# Assignment
An exact copy is needed of each line from the one including "Transcribe this image's" through the last line of the entries, both ends counted, with nothing added.

# Data records for software interfaces
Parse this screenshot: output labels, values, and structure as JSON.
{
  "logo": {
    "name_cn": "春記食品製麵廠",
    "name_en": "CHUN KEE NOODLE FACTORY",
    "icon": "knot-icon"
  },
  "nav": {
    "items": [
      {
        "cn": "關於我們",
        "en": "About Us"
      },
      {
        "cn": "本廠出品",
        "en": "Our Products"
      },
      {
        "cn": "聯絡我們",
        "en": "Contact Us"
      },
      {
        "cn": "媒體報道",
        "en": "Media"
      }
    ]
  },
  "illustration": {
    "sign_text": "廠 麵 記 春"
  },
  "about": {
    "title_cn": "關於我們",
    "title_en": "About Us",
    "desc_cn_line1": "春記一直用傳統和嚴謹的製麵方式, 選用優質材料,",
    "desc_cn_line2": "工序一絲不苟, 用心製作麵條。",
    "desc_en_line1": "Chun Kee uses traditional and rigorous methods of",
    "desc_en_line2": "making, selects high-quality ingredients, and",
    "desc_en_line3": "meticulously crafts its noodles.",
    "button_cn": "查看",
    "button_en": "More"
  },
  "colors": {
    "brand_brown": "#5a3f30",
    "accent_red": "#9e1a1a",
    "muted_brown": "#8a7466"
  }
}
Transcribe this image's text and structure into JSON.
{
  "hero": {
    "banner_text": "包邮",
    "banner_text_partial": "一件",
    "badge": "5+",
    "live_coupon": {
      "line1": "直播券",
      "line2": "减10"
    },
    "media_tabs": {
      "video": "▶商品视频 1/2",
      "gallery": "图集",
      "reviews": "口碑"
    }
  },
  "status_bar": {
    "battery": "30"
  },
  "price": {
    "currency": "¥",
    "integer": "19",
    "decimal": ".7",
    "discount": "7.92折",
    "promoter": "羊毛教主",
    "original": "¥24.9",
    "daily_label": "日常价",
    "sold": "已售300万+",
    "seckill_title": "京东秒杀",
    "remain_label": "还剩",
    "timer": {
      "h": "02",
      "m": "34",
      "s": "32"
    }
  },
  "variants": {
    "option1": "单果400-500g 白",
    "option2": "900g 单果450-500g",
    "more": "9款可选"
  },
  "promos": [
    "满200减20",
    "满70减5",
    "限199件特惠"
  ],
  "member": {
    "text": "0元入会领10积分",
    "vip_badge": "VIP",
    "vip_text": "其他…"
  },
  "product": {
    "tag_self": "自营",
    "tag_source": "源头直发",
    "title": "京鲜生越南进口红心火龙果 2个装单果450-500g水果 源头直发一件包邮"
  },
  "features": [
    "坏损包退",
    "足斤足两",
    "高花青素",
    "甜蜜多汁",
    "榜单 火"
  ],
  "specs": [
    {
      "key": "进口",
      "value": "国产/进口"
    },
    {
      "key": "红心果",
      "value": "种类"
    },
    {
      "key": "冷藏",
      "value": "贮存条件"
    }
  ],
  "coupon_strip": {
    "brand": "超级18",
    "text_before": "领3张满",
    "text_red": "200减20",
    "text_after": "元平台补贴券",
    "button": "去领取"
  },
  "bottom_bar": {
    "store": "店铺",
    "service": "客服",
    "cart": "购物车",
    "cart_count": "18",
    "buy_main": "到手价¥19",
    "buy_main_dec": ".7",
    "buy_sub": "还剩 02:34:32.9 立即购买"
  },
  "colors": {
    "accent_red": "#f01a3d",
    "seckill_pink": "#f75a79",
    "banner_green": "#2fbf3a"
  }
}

# Reply
Transcribe this image's text and structure into JSON.
{
  "hero": {
    "banner_text": "包邮",
    "banner_text_partial": "一件",
    "badge": "5+",
    "live_coupon": {
      "line1": "直播券",
      "line2": "减10"
    },
    "media_tabs": {
      "video": "▶商品视频 1/2",
      "gallery": "图集",
      "reviews": "口碑"
    }
  },
  "status_bar": {
    "battery": "30"
  },
  "price": {
    "currency": "¥",
    "integer": "19",
    "decimal": ".7",
    "discount": "7.92折",
    "promoter": "羊毛教主",
    "original": "¥24.9",
    "daily_label": "日常价",
    "sold": "已售300万+",
    "seckill_title": "京东秒杀",
    "remain_label": "还剩",
    "timer": {
      "h": "02",
      "m": "34",
      "s": "32"
    }
  },
  "variants": {
    "option1": "单果400-500g 白",
    "option2": "900g 单果450-500g",
    "more": "9款可选"
  },
  "promos": [
    "满200减20",
    "满70减5",
    "限199件特惠"
  ],
  "member": {
    "text": "0元入会领10积分",
    "vip_badge": "VIP",
    "vip_text": "其他…"
  },
  "product": {
    "tag_self": "自营",
    "tag_source": "源头直发",
    "title": "京鲜生越南进口红心火龙果 2个装单果450-500g水果 源头直发一件包邮"
  },
  "features": [
    "坏损包退",
    "足斤足两",
    "高花青素",
    "甜蜜多汁",
    "榜单 火"
  ],
  "specs": [
    {
      "key": "进口",
      "value": "国产/进口"
    },
    {
      "key": "红心果",
      "value": "种类"
    },
    {
      "key": "冷藏",
      "value": "贮存条件"
    }
  ],
  "coupon_strip": {
    "brand": "超级18",
    "text_before": "领3张满",
    "text_red": "200减20",
    "text_after": "元平台补贴券",
    "button": "去领取"
  },
  "bottom_bar": {
    "store": "店铺",
    "service": "客服",
    "cart": "购物车",
    "cart_count": "18",
    "buy_main": "到手价¥19",
    "buy_main_dec": ".7",
    "buy_sub": "还剩 02:34:32.9 立即购买"
  },
  "colors": {
    "accent_red": "#f01a3d",
    "seckill_pink": "#f75a79",
    "banner_green": "#2fbf3a"
  }
}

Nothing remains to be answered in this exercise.